> _WHAT THE TASK REQUIRES_
Copy every line of the records exactly, without including the images.

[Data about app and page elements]
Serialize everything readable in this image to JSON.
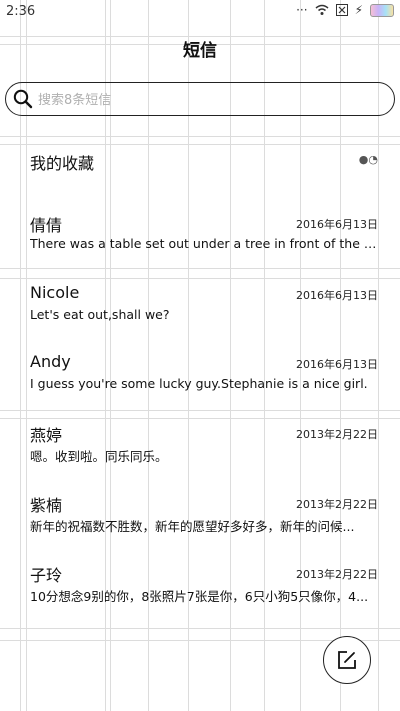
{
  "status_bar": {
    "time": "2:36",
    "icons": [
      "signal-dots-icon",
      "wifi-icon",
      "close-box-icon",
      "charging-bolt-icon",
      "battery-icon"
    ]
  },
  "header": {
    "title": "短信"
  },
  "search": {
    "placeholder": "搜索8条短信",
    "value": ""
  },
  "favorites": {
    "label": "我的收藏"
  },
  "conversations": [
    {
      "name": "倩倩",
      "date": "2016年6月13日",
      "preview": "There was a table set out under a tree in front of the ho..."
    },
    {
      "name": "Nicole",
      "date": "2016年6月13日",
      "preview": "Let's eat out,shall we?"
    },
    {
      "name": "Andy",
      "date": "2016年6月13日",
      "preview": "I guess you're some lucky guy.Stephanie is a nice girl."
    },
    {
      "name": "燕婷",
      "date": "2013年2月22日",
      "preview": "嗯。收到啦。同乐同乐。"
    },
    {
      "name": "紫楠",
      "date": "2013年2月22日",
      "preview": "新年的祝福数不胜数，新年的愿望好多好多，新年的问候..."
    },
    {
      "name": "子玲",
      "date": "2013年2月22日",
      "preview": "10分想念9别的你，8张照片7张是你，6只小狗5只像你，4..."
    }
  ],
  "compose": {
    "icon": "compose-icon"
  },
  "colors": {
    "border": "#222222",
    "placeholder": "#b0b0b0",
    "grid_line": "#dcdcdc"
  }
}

> _REPLY TO THE TASK_
Serialize everything readable in this image to JSON.
{
  "status_bar": {
    "time": "2:36",
    "icons": [
      "signal-dots-icon",
      "wifi-icon",
      "close-box-icon",
      "charging-bolt-icon",
      "battery-icon"
    ]
  },
  "header": {
    "title": "短信"
  },
  "search": {
    "placeholder": "搜索8条短信",
    "value": ""
  },
  "favorites": {
    "label": "我的收藏"
  },
  "conversations": [
    {
      "name": "倩倩",
      "date": "2016年6月13日",
      "preview": "There was a table set out under a tree in front of the ho..."
    },
    {
      "name": "Nicole",
      "date": "2016年6月13日",
      "preview": "Let's eat out,shall we?"
    },
    {
      "name": "Andy",
      "date": "2016年6月13日",
      "preview": "I guess you're some lucky guy.Stephanie is a nice girl."
    },
    {
      "name": "燕婷",
      "date": "2013年2月22日",
      "preview": "嗯。收到啦。同乐同乐。"
    },
    {
      "name": "紫楠",
      "date": "2013年2月22日",
      "preview": "新年的祝福数不胜数，新年的愿望好多好多，新年的问候..."
    },
    {
      "name": "子玲",
      "date": "2013年2月22日",
      "preview": "10分想念9别的你，8张照片7张是你，6只小狗5只像你，4..."
    }
  ],
  "compose": {
    "icon": "compose-icon"
  },
  "colors": {
    "border": "#222222",
    "placeholder": "#b0b0b0",
    "grid_line": "#dcdcdc"
  }
}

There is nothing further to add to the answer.